A new electronic clinical information system that promises to reduce errors and enhance patient care in critical settings has been installed at Royal Albert Edward Infirmary in Wigan.
The Intensive Care Unit (ICU) and Coronary Care Unit (CCU) for Wrightington, Wigan and Leigh NHS Foundation Trust have moved towards its vision of an integrated paperless Trust with the installation of the latest Philips IntelliSpace Critical Care and Anaesthesia system (ICCA).
Clinical leads have been working on the project for the last year, ensuring that the ICCA is configured to exactly what the teams in CCU and ICU require, and the ICCA went live in spring of 2014. The transformation in each high acuity unit was achieved in just a few hours as staff moved from bed to bed, powering up each bedside system and transcribing the patient’s final paper notes.
The ICCA already is being used to centralise and organise admissions documents, vital signs, labs and consultation notes, as well as providing high quality data for audits and reports. Advanced decision support is embedded and the system could also be used for ordering medication.
The project was championed by consultant cardiologist Dr Nayyar Naqvi, founder of the Heart Beat Appeal that supported purchase of the system in Coronary Care with a £93,000 contribution. IM&T Capital Investment funded the complementary set-up in ICU.
Dr Naqvi said: “We are all delighted with the new Philips system. Nurses and doctors are not spending their time filling in forms and have more time for clinical work. My consultant colleagues can look up the patient on their own computer and everything they need to know is there. Things are much more streamlined. During ward round you just click a button and you can see the electrocardiograms and angiograms on-screen. It means the continuity of care is enhanced. It’s a great innovation and I am pleased that we are now using 21st-century technology.”
Clinical Lead Petro Bekker, a senior sister on ITU seconded to the project, explained, “The Philips’ package is very configurable to our documents and the way we work as a Trust. We can configure ICCA to do exactly what we want. There is a log of events and you have to put in your username and password to enter anything. It includes what interventions are done and when. But you can’t do anything without using your digital signature so the ICCA improves safety and reduces the risk of error.”
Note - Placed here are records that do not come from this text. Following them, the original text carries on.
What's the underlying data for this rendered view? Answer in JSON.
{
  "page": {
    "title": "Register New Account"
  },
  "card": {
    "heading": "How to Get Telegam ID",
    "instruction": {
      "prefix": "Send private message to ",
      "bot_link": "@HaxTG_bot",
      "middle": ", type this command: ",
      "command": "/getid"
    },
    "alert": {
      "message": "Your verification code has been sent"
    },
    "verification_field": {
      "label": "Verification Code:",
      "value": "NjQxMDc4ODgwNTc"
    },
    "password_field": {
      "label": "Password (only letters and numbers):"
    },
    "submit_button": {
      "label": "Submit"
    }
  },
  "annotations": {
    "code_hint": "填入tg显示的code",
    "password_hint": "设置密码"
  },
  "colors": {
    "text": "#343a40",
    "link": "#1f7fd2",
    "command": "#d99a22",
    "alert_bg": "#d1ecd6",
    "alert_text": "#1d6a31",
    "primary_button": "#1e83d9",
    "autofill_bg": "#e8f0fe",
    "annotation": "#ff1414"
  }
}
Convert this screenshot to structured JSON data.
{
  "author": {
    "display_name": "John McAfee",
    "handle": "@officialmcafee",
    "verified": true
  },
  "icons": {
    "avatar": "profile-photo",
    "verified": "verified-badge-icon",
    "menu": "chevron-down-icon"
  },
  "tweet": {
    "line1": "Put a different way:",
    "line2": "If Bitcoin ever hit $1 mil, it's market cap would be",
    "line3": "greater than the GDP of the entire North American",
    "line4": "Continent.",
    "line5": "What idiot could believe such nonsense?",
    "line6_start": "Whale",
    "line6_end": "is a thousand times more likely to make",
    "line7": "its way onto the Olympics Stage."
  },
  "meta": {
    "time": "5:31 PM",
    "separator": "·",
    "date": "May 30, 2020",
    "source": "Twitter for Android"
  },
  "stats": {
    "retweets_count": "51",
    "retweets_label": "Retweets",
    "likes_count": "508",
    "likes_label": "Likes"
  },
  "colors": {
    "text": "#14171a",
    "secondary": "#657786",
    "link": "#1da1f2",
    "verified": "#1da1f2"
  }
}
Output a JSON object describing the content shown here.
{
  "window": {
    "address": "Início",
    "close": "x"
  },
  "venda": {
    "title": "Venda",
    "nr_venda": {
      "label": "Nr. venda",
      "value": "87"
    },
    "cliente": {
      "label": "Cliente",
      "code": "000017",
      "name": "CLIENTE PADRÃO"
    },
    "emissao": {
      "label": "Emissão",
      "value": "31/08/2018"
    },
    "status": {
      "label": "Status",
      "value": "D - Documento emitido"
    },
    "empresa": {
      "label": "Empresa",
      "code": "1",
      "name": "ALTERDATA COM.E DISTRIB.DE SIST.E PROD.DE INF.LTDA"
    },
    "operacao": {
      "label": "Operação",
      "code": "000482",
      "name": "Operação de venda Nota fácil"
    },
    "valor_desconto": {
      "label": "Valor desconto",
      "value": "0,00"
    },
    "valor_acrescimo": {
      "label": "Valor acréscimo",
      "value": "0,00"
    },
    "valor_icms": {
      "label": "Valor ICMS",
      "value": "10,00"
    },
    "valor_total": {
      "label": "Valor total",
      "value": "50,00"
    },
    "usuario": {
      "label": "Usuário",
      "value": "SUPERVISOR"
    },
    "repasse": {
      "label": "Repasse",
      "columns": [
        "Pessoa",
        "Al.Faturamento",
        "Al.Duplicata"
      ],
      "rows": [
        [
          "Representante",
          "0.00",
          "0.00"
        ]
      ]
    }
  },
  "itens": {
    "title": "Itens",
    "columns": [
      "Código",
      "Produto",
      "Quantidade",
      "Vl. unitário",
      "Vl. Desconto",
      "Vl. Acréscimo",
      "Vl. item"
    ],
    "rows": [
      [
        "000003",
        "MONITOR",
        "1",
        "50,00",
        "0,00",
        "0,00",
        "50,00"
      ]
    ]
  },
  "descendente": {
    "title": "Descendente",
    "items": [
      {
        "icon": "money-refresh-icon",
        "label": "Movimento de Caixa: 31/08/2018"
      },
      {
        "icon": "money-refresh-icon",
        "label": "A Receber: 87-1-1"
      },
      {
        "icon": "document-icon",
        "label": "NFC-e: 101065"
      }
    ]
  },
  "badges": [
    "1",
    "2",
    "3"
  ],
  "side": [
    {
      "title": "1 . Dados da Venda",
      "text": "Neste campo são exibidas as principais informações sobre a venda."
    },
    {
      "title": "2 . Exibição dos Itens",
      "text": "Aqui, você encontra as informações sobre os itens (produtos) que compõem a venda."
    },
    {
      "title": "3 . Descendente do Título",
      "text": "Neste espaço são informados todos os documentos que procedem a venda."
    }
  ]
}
She added, “People are still getting used to the system but they can see it’s beneficial in saving time already. You can see a patient status overview on one page, a 24-hour view or break down per hour. There is less paperwork and more time for care. Nurses are also contributing to the system’s development. It has been configured to our liking and nothing is fixed. We are even thinking differently about how the shift gets planned now.”
The relationship that the Trust’s team in Wigan has with Philips has been crucial to the project’s success, according to Clinical Systems Project Manager, Tom Richens. He said: “It was very important for us to have reassurance of 24/7 support from Philips and the installation went without a hitch. Our staff also felt more confident because the Philips applications specialist had a clinical background. That sort of thing makes a big difference.“
He added: “Phillips pulled out all the stops for us. We knew we could pick up the phone at any time and they would be happy to answer any of our questions. There is still a feeling that we are in it together, even now. The support is still there.”
The next step for the teams on ICU and CCU is to establish an internal user group to gather ideas for configuration changes. Consultant anaesthetist Dr Rafat Saad is keen to test out the quality of data he will need to write coroner’s reports. “I am pleased with the ICCA’s ease of use,” he said. “It’s not a one size fits all package and we can manipulate the system and build it up to be exactly what we want.”
Healthcare staff demonstrated the benefits of the Philips ICCA to the Trust’s Chief Executive Officer Andrew Foster and Chairman Les Higgins, during a tour of both units. Mr. Foster described it as ‘very impressive,’ and congratulated the teams on ‘an excellent collaboration.’